One Part Woman is all kinds of awakening. Yes, it jolts an urban reader—usually brutally numbed by everyday sexualisation—out of their bubble by confronting them with a lived reality of (a) extramarital sex and (b) inter-caste sex. But Murugan has also managed to provoke our collective wokeness by fuelling a chapter with a hazy, flush-inducing foreplay scene in what otherwise has been agreed upon as a “harrowing account” of a young couple’s love torn apart by a community’s “pathological obsession” towards, well, sanskaar.


I admit I wasn’t exactly comfortably placed when I reached Chapter 32, perched on my rickety office chair that was susceptible to sudden, umm, quivers upon the slightest movements. A little recap of the story: A childless couple, Kali and Ponna, find themselves at crossroads when the wife is slyly taken by her in-laws and parents to a famous chariot festival dedicated to lord Ardhanarishvari (half-man, half-woman; hence the title), where sex with strangers is cool, and the subsequent child is considered a blessing. Which leads us to Chapter 32.

Most steamy scenes start slow and then build up. But Murugan’s is different: They’re languorous, subtle and thrive on an ambiguous form of morality, one that mixes a very human inability to figure out the right from the wrong. The intertwining of the two affects us as readers as well.

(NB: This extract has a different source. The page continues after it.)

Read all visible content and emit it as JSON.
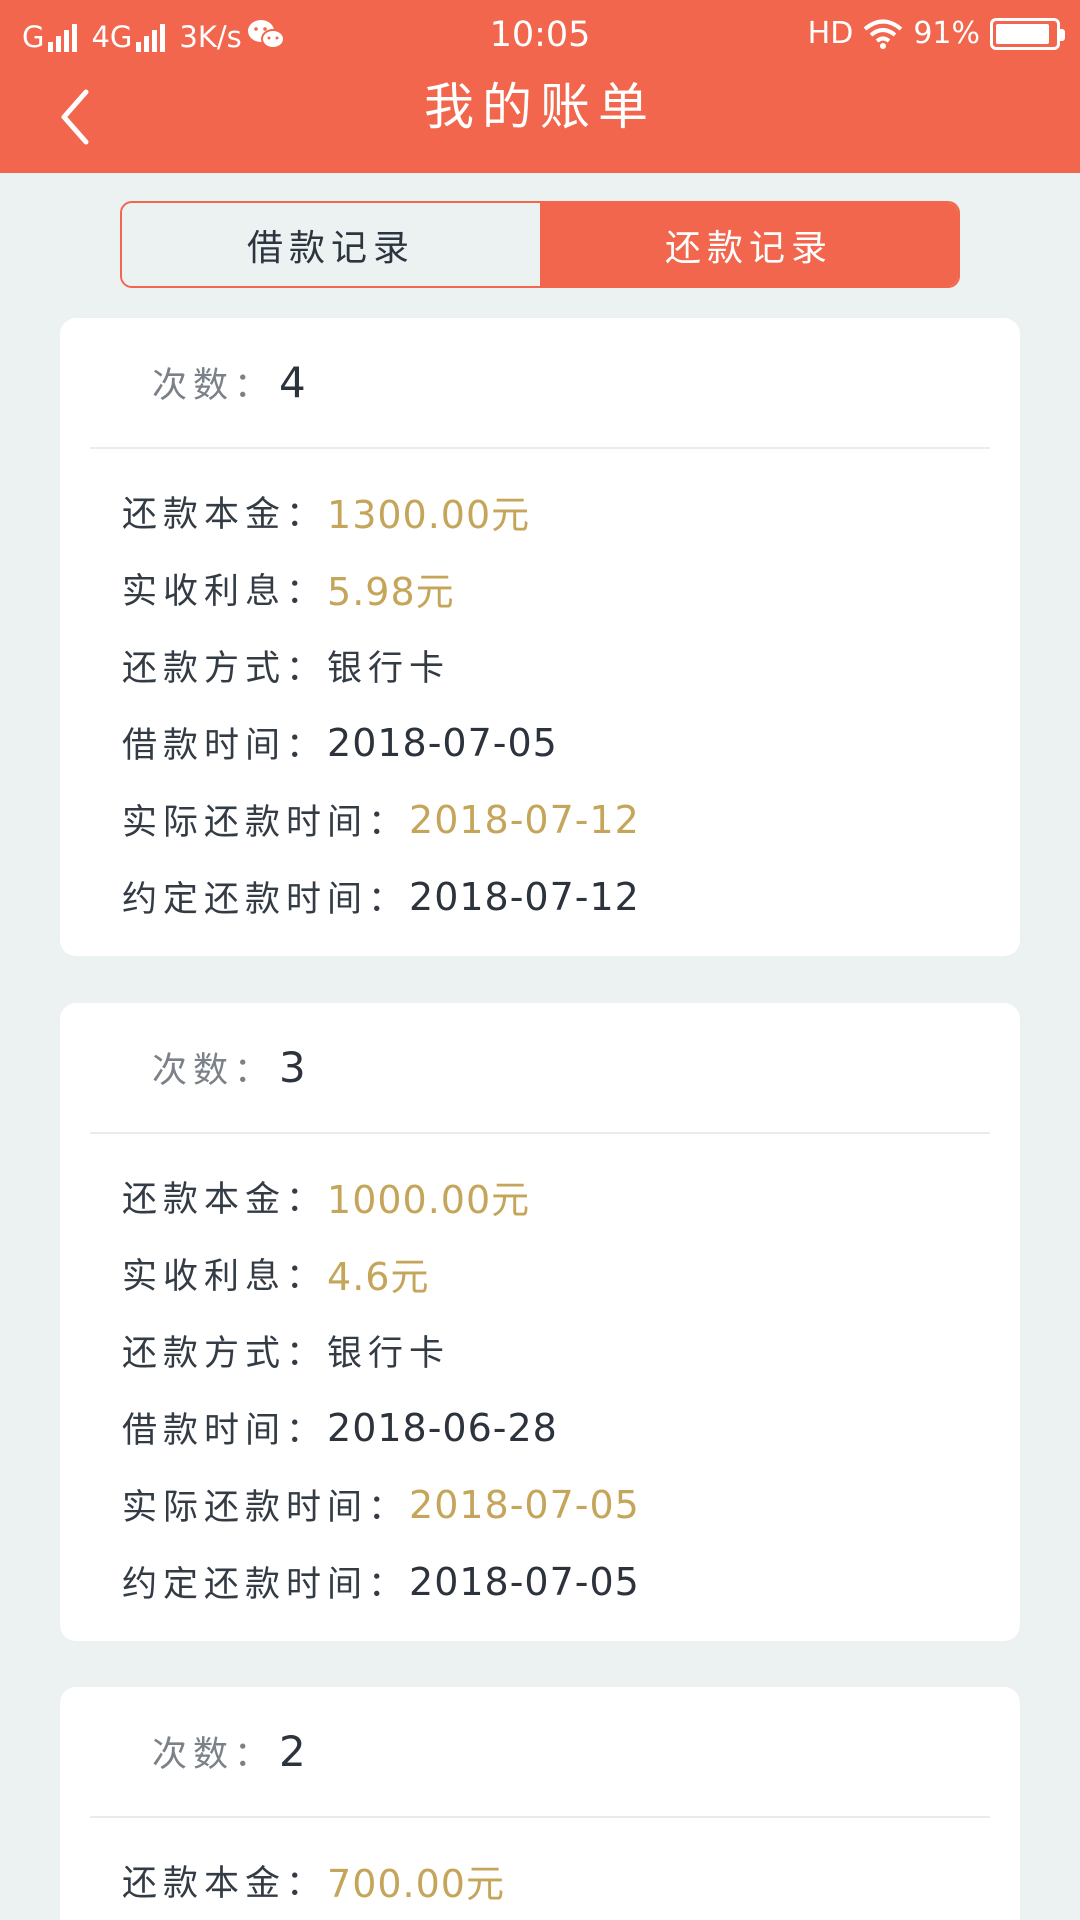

We find Ponna in the middle of this festival, where the lights are bright, colourful and hazy, and the mood, that of ecstasy and feverish enjoyment. Men sashay in their dhotis. She’s rubbed against and grazed, and she can’t quite classify those touches. She rejects some men, without the intention of rejecting. “Clever!” she tells herself. Men come, and perch their chins on her shoulders. One of them lets out out a “heavy sigh” that wafts in the air. “How easily he asked for what he wanted even in the middle of such a crowd!” There’s annoyance and delight with this realisation.

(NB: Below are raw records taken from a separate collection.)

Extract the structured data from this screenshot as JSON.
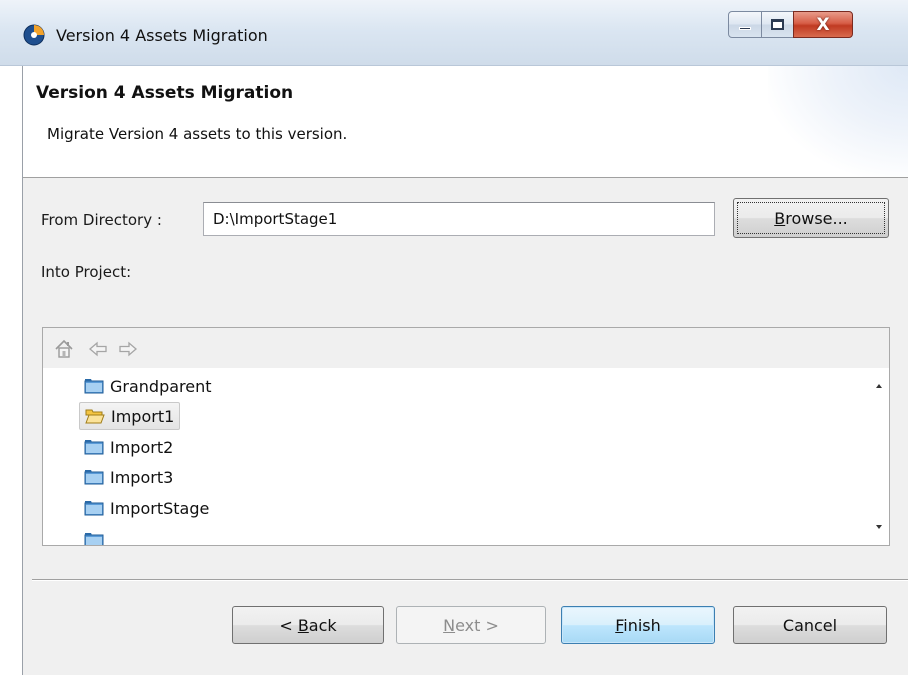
{
  "window": {
    "title": "Version 4 Assets Migration",
    "close_glyph": "X"
  },
  "banner": {
    "title": "Version 4 Assets Migration",
    "description": "Migrate Version 4 assets to this version."
  },
  "form": {
    "from_directory_label": "From Directory :",
    "from_directory_value": "D:\\ImportStage1",
    "browse_label_accel": "B",
    "browse_label_rest": "rowse...",
    "into_project_label": "Into Project:"
  },
  "tree": {
    "toolbar_icons": [
      "home-icon",
      "back-arrow-icon",
      "forward-arrow-icon"
    ],
    "items": [
      {
        "label": "Grandparent",
        "icon": "folder-closed-icon",
        "selected": false
      },
      {
        "label": "Import1",
        "icon": "folder-open-icon",
        "selected": true
      },
      {
        "label": "Import2",
        "icon": "folder-closed-icon",
        "selected": false
      },
      {
        "label": "Import3",
        "icon": "folder-closed-icon",
        "selected": false
      },
      {
        "label": "ImportStage",
        "icon": "folder-closed-icon",
        "selected": false
      }
    ]
  },
  "buttons": {
    "back_prefix": "< ",
    "back_accel": "B",
    "back_rest": "ack",
    "next_accel": "N",
    "next_rest": "ext >",
    "finish_accel": "F",
    "finish_rest": "inish",
    "cancel": "Cancel"
  },
  "colors": {
    "dialog_bg": "#f0f0f0",
    "finish_default_border": "#3c7fb1",
    "close_button": "#c03a22"
  }
}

Sample this: “She was thirsty. Was it her mind’s thirst that was peeping out through her tongue? On the west street, there were four or five unmanned water pandals. Anyone could help themselves to the water. She drank some and splashed some cold water on her face. She felt refreshed.”

The gaze of the woman here to seek blessings of a god quickly turns into a lustful search for her own “god”. She looks on with desire at men—there are more colours, more joy—and she watches their dhotis moving in a way that is “so intense that it wrapped itself around everything in the vicinity”.

She finally finds a piercing gaze when someone blows some air on her nape. He’s an absolute stranger, evoking a thrill of a different kind in her. And me. I felt that air travel down my neck even sitting in my air-conditioned office. I went on reading. “It was never easy for a new face to make its place in a shelf of faces. ‘This is how I expected you to be, god,’ she thought.” She walks ahead and he follows her. “His lips grazed her ears when they said, ‘Shall we eat puttu?’ A male voice dripping desire and intoxication. She didn’t even think. She nodded. He peeped into every store, but didn’t stop at any.”

There’s a certain delight when the writer makes you forget what era the book is set in. Murugan does exactly that. This pivotal scene—which acts as a catalyst for One Part Woman’s sequels—is a heady reminder that lust, no matter where you place it, even in a provincial town in pre-Independent Tamil Nadu, is timeless. But much to the chagrin of my derelict chair, Murugan ends the scene with nothing more than this: “Like a rain-soaked chicken, she huddled in his warmth. It appeared that he was taking her far away from the crowds and the noise.”